Should we close the wage gap with Australia a bit?
Would organising the world of work a little bit more similarly to the way Australia does, to help with that task?
My answer to both questions is yes, which is why I was pleased with our release today of Labour's Work and Wages policy.
Ever since the 1980s, New Zealand workers have seen wages lower than they should have done. The radical reforms of Rogernomics weren't the issue so much as the massive stripping away of labour market deregulation.
Instead of dealing with a sclerotic system of compulsory union membership by sorting things out, political parties of the right conspired with employers to remove almost every protection Kiwi workers have, other than the barest minima of procedural fairness.
The result, partly of this and partly of other anti-fairness policies, is a hollowed out labour market with poverty wages at the bottom, and stagnant incomes in the middle, with the rich running away with the loot, pardon the phrase.
Those people have had a dream run. The basic attack on collective bargaining embodied in the ECA was not fully turned around by the Employment Relations Act. The voices of the powerful made sure that Act could never be as effective as it should have been.
So today, aside from other important and welcome minimum code improvements like better minimum wages, we announced a new form of employment agreement that can join individual and collective agreements: Industry Standard Agreements.
These offer industries with some baseline collective bargaining going on, the chance to extend core norms for minimum conditions across the whole industry. It's like customising the minimum code for a particular industry, depending on its ability to pay and other circumstances.
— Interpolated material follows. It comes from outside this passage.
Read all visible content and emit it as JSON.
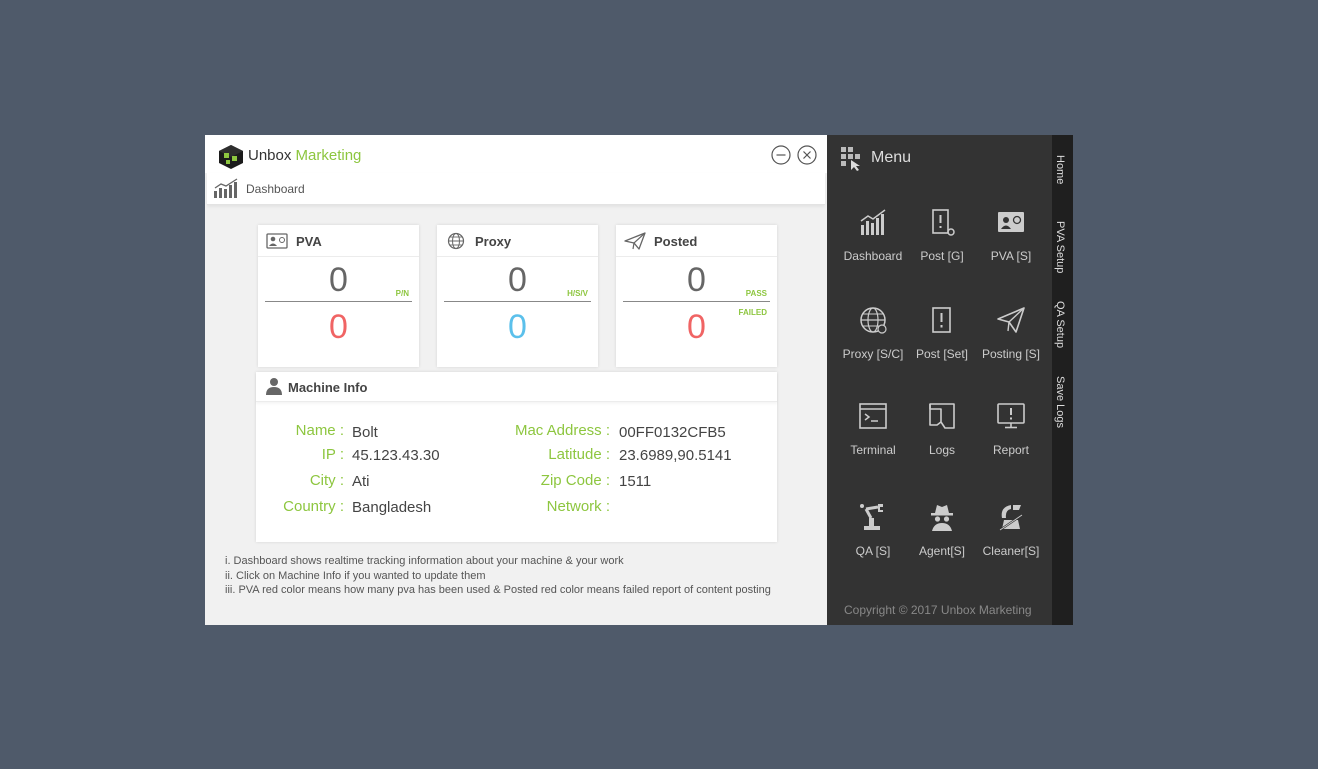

It's a great idea. It avoids the pitfalls of compulsory membership of trade unions, but strengthens the impact of collective bargaining none the less.
Watch for the people who complain about it. They will form into two camps. They'll be motivated apologists for, or attack dogs of, the political Right. Or, they will be representatives of employer and industry groups who have enjoyed a long period of free-loading on the shoulders of people who work hard and pay their taxes.
Neither should be given much attention on an objective basis, but the voices of the rich and the powerful are always amplified loudly - especially when someone challenges their assumed privileges (in this case, the privilege to under-pay people).
By moving towards the more regulated Australian labour market, we will see relatively higher wages in New Zealand than we otherwise would.
National is pledging further weakening of labour laws. That would feed through into lower wages, greater inequality, and the top end pocketing the lot -- precisely what has happened every time it's been tried, no matter where.
Decent wages are a good thing for the people earning them, and for the companies who employ too. They focus management minds on lifting productivity. They honour the efforts people make in the work place.
There's only one hitch: it won't happen on its own.
To make things better, you've got to vote for change, and that means a change to a Labour-led government.
The centre-right's policy is the opposite. Lower wages and vulnerable work is their ambition. That is what National and ACT stand for.
The choice is up to you.